Last summer we heard that the Watts Towers will take about $5 million to fully restore, and that the city's Department of Cultural Affairs was in talks with LACMA and the Getty to see if those big guys could help. Well, they can. Sort of. According to the LA Times, the DCA and LACMA are hoping to have an agreement in place by July 1 under which "LACMA would contribute its expertise and direct the conservation work" and review the Towers' marketing and operations practices. The Towers are owned by California, which has a 50 year caretaking and operations agreement with Los Angeles, and LA will still be paying for everything. The DCA's executive director estimates the city will budget $100,000 to $200,000 for the Towers this year; it's already dropped from $300,000 in past years. However, LACMA, according to its president, will "lend 'our influence and some of our connections' to help raise private donations for Watts Towers conservation."
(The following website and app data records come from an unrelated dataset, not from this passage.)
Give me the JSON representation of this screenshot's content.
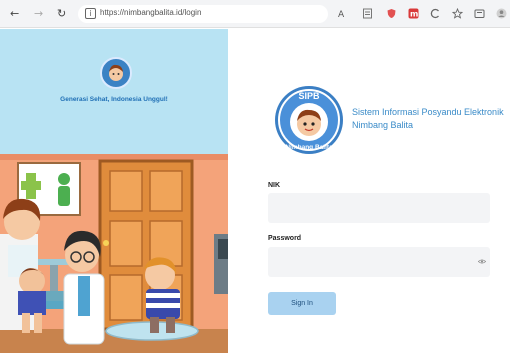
{
  "browser": {
    "url": "https://nimbangbalita.id/login",
    "back_icon": "back-arrow-icon",
    "forward_icon": "forward-arrow-icon",
    "reload_icon": "reload-icon"
  },
  "left": {
    "tagline": "Generasi Sehat, Indonesia Unggul!"
  },
  "brand": {
    "logo_top_text": "SIPB",
    "logo_bottom_text": "Nimbang Balita",
    "title_line1": "Sistem Informasi Posyandu Elektronik",
    "title_line2": "Nimbang Balita"
  },
  "form": {
    "nik_label": "NIK",
    "nik_value": "",
    "password_label": "Password",
    "password_value": "",
    "submit_label": "Sign In"
  },
  "colors": {
    "accent": "#3a8bc8",
    "panel_bg": "#b8e3f3",
    "button_bg": "#a9d2f0"
  }
}
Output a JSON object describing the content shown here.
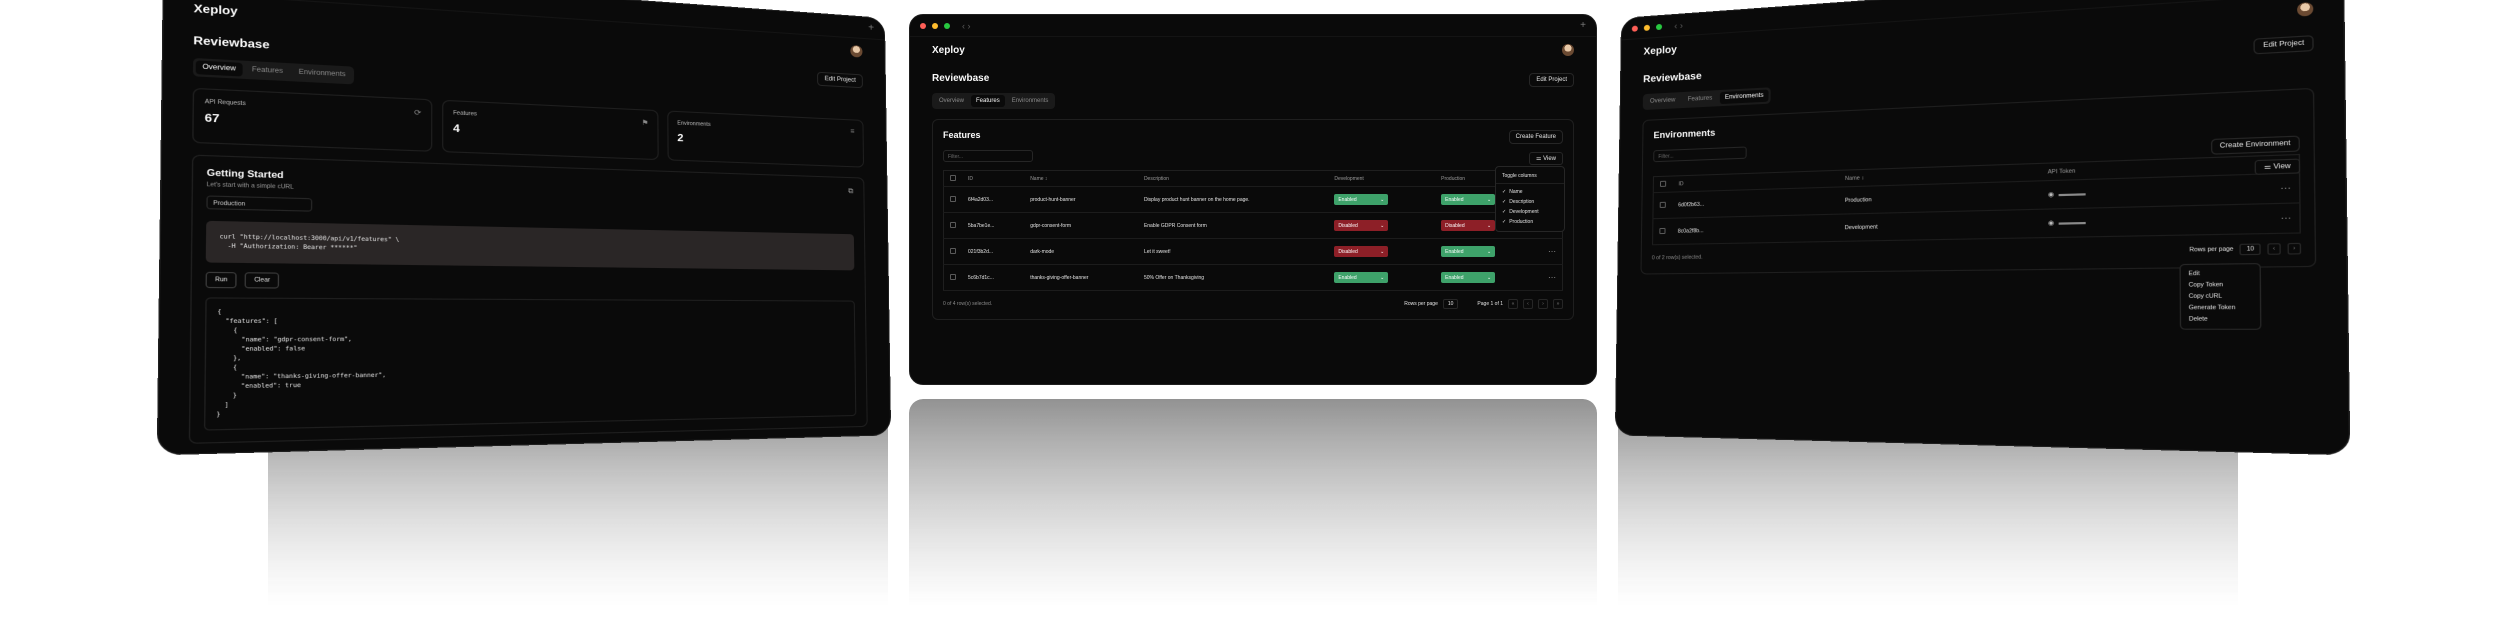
{
  "app": {
    "brand": "Xeploy",
    "project_title": "Reviewbase",
    "edit_project": "Edit Project"
  },
  "tabs": [
    "Overview",
    "Features",
    "Environments"
  ],
  "features": {
    "title": "Features",
    "create_label": "Create Feature",
    "filter_placeholder": "Filter...",
    "view_label": "View",
    "columns": [
      "ID",
      "Name",
      "Description",
      "Development",
      "Production"
    ],
    "rows": [
      {
        "id": "6f4a2d03...",
        "name": "product-hunt-banner",
        "description": "Display product hunt banner on the home page.",
        "dev": "Enabled",
        "prod": "Enabled"
      },
      {
        "id": "5ba7be1e...",
        "name": "gdpr-consent-form",
        "description": "Enable GDPR Consent form",
        "dev": "Disabled",
        "prod": "Disabled"
      },
      {
        "id": "021f3b2d...",
        "name": "dark-mode",
        "description": "Let it sweet!",
        "dev": "Disabled",
        "prod": "Enabled"
      },
      {
        "id": "5c6b7d1c...",
        "name": "thanks-giving-offer-banner",
        "description": "50% Offer on Thanksgiving",
        "dev": "Enabled",
        "prod": "Enabled"
      }
    ],
    "selection_text": "0 of 4 row(s) selected.",
    "rows_per_page_label": "Rows per page",
    "rows_per_page_value": "10",
    "page_text": "Page 1 of 1",
    "column_menu": {
      "header": "Toggle columns",
      "items": [
        "Name",
        "Description",
        "Development",
        "Production"
      ]
    }
  },
  "overview": {
    "stats": [
      {
        "label": "API Requests",
        "value": "67"
      },
      {
        "label": "Features",
        "value": "4"
      },
      {
        "label": "Environments",
        "value": "2"
      }
    ],
    "getting_started_title": "Getting Started",
    "getting_started_sub": "Let's start with a simple cURL",
    "env_select": "Production",
    "code": "curl \"http://localhost:3000/api/v1/features\" \\\n  -H \"Authorization: Bearer ******\"",
    "run_label": "Run",
    "clear_label": "Clear",
    "json": "{\n  \"features\": [\n    {\n      \"name\": \"gdpr-consent-form\",\n      \"enabled\": false\n    },\n    {\n      \"name\": \"thanks-giving-offer-banner\",\n      \"enabled\": true\n    }\n  ]\n}"
  },
  "environments": {
    "title": "Environments",
    "create_label": "Create Environment",
    "filter_placeholder": "Filter...",
    "view_label": "View",
    "columns": [
      "ID",
      "Name",
      "API Token"
    ],
    "rows": [
      {
        "id": "6d0f2b63...",
        "name": "Production"
      },
      {
        "id": "8c0a2f8b...",
        "name": "Development"
      }
    ],
    "selection_text": "0 of 2 row(s) selected.",
    "rows_per_page_label": "Rows per page",
    "rows_per_page_value": "10",
    "row_menu": [
      "Edit",
      "Copy Token",
      "Copy cURL",
      "Generate Token",
      "Delete"
    ]
  }
}
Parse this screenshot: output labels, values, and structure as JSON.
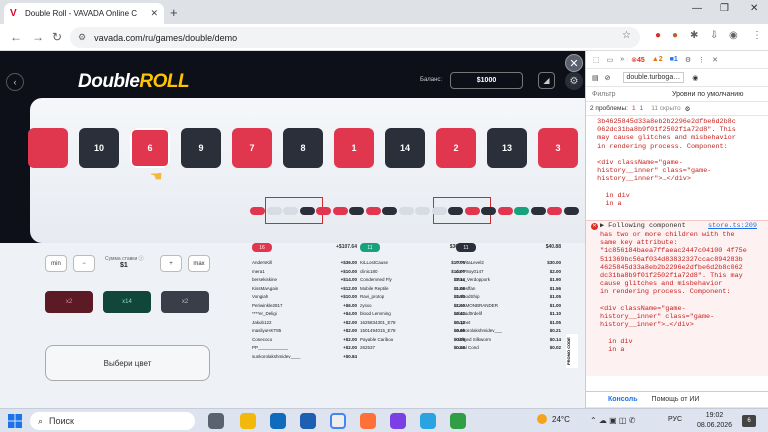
{
  "browser": {
    "tab_title": "Double Roll - VAVADA Online C",
    "url": "vavada.com/ru/games/double/demo"
  },
  "game": {
    "logo_part1": "Double",
    "logo_part2": "ROLL",
    "balance_label": "Баланс:",
    "balance": "$1000",
    "strip": [
      {
        "n": "",
        "c": "red"
      },
      {
        "n": "10",
        "c": "black"
      },
      {
        "n": "6",
        "c": "red"
      },
      {
        "n": "9",
        "c": "black"
      },
      {
        "n": "7",
        "c": "red"
      },
      {
        "n": "8",
        "c": "black"
      },
      {
        "n": "1",
        "c": "red"
      },
      {
        "n": "14",
        "c": "black"
      },
      {
        "n": "2",
        "c": "red"
      },
      {
        "n": "13",
        "c": "black"
      },
      {
        "n": "3",
        "c": "red"
      },
      {
        "n": "",
        "c": "black"
      }
    ],
    "history": [
      "red",
      "white",
      "white",
      "black",
      "red",
      "red",
      "black",
      "red",
      "black",
      "white",
      "white",
      "white",
      "black",
      "red",
      "black",
      "red",
      "green",
      "black",
      "red",
      "black"
    ],
    "min_label": "min",
    "minus_label": "−",
    "plus_label": "+",
    "max_label": "max",
    "amount_label": "Сумма ставки ⓘ",
    "amount": "$1",
    "bet_red": "x2",
    "bet_green": "x14",
    "bet_black": "x2",
    "choose_color": "Выбери цвет",
    "promo_text": "PROMO CODE",
    "columns": [
      {
        "count": "16",
        "total": "+$107.64",
        "color": "#e0364e",
        "rows": [
          [
            "AndersKill",
            "+$36.00"
          ],
          [
            "mera1",
            "+$10.00"
          ],
          [
            "bersekiskine",
            "+$14.00"
          ],
          [
            "KissMaAgain",
            "+$12.00"
          ],
          [
            "Vongiah",
            "+$10.00"
          ],
          [
            "Periwinkle2817",
            "+$6.00"
          ],
          [
            "****er_Deligi",
            "+$4.00"
          ],
          [
            "Jakub122",
            "+$2.00"
          ],
          [
            "masliyuHKT85",
            "+$2.00"
          ],
          [
            "Conecoco",
            "+$2.00"
          ],
          [
            "PP____________",
            "+$2.00"
          ],
          [
            "sunkorolakshmidev____",
            "+$0.84"
          ]
        ]
      },
      {
        "count": "11",
        "total": "$36.03",
        "color": "#16a37b",
        "rows": [
          [
            "KiLLostCause",
            "$10.00"
          ],
          [
            "clinic180",
            "$10.00"
          ],
          [
            "Condemned Fly",
            "$3.14"
          ],
          [
            "Mobile Reptile",
            "$1.05"
          ],
          [
            "Ravi_protop",
            "$1.00"
          ],
          [
            "zysxo",
            "$1.00"
          ],
          [
            "blood Lemming",
            "$0.42"
          ],
          [
            "1625834301_E78",
            "$0.12"
          ],
          [
            "1501494015_E78",
            "$0.09"
          ],
          [
            "Payable Caribou",
            "$0.09"
          ],
          [
            "262537",
            "$0.06"
          ]
        ]
      },
      {
        "count": "11",
        "total": "$40.88",
        "color": "#2b2f3a",
        "rows": [
          [
            "****VitaLevel2",
            "$30.00"
          ],
          [
            "da***8oy0147",
            "$2.00"
          ],
          [
            "Mos_Verdoppork",
            "$1.90"
          ],
          [
            "Lovesffan",
            "$1.56"
          ],
          [
            "UnfoodShip",
            "$1.05"
          ],
          [
            "CHAMONBRANDER",
            "$1.00"
          ],
          [
            "ahmad0rdelif",
            "$1.10"
          ],
          [
            "Sopnet",
            "$1.05"
          ],
          [
            "sunkorolakshmidev___",
            "$0.21"
          ],
          [
            "Obliged Silkworm",
            "$0.14"
          ],
          [
            "Local Cond",
            "$0.02"
          ]
        ]
      }
    ]
  },
  "devtools": {
    "context": "double.turboga…",
    "errors": "45",
    "warnings": "2",
    "info": "1",
    "filter_label": "Фильтр",
    "levels": "Уровни по умолчанию",
    "issues": "2 проблемы:",
    "issues_err": "1",
    "issues_info": "1",
    "hidden": "11 скрыто",
    "log1": "  3b4625845d33a8eb2b2296e2dfbe6d2b8c\n  062dc31ba8b9f01f2502f1a72d8\". This\n  may cause glitches and misbehavior\n  in rendering process. Component:\n\n  <div className=\"game-\n  history__inner\" class=\"game-\n  history__inner\">…</div>\n\n    in div\n    in a",
    "log2_head": "▶ Following component",
    "log2_link": "store.ts:209",
    "log2": "has two or more children with the\nsame key attribute:\n\"1c856184baea7ffaeac2447c04100 4f75e\n511369bc56af034d83832327ccac894283b\n4625845d33a8eb2b2296e2dfbe6d2b8c062\ndc31ba8b9f01f2502f1a72d8\". This may\ncause glitches and misbehavior\nin rendering process. Component:\n\n<div className=\"game-\nhistory__inner\" class=\"game-\nhistory__inner\">…</div>\n\n  in div\n  in a",
    "tab_console": "Консоль",
    "tab_help": "Помощь от ИИ"
  },
  "taskbar": {
    "search": "Поиск",
    "temp": "24°C",
    "lang": "РУС",
    "time": "19:02",
    "date": "08.06.2026",
    "notif": "6"
  }
}
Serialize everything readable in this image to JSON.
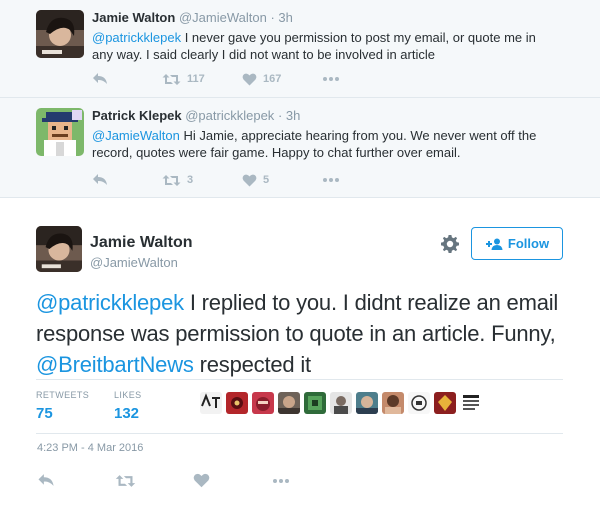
{
  "reply1": {
    "name": "Jamie Walton",
    "handle": "@JamieWalton",
    "time": "· 3h",
    "mention": "@patrickklepek",
    "text": " I never gave you permission to post my email, or quote me in any way. I said clearly I did not want to be involved in article",
    "retweets": "117",
    "likes": "167"
  },
  "reply2": {
    "name": "Patrick Klepek",
    "handle": "@patrickklepek",
    "time": "· 3h",
    "mention": "@JamieWalton",
    "text": " Hi Jamie, appreciate hearing from you. We never went off the record, quotes were fair game. Happy to chat further over email.",
    "retweets": "3",
    "likes": "5"
  },
  "main": {
    "name": "Jamie Walton",
    "handle": "@JamieWalton",
    "follow_label": "Follow",
    "mention1": "@patrickklepek",
    "text1": " I replied to you. I didnt realize an email response was permission to quote in an article. Funny, ",
    "mention2": "@BreitbartNews",
    "text2": " respected it",
    "retweets_label": "RETWEETS",
    "retweets": "75",
    "likes_label": "LIKES",
    "likes": "132",
    "timestamp": "4:23 PM - 4 Mar 2016"
  },
  "icons": [
    "reply-icon",
    "retweet-icon",
    "like-icon",
    "more-icon",
    "gear-icon",
    "follow-person-icon"
  ],
  "colors": {
    "link": "#1b95e0",
    "muted": "#8899a6",
    "icon": "#aab8c2",
    "reply_bg": "#f5f8fa"
  }
}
The DCA has been chopped nearly in half (from 70 to 37) by all the city budget cutting, and one of the employees taking early retirement is Virginia Kazor, "longtime curator" of both the Watts Towers and Frank Lloyd Wright's Hollyhock House in Barnsdall Art Park. On top of that, the city's Watts Towers "conservator has been on medical leave for most of the past few months...and a workman who does the hands-on replacing of fallen ornaments has had to spend most of his time at Hollyhock House." Mark Greenfield, the former director of the Watts Towers Arts Center and current director of the Municipal Art Gallery in Barnsdall is also taking early retirement. The DCA is thinking about making that space available as a satellite gallery for local museums and says MOCA's new director Jeffrey Deitch has visited. [Image via vin dog]
· Watts Towers may get LACMA as a guardian [LAT]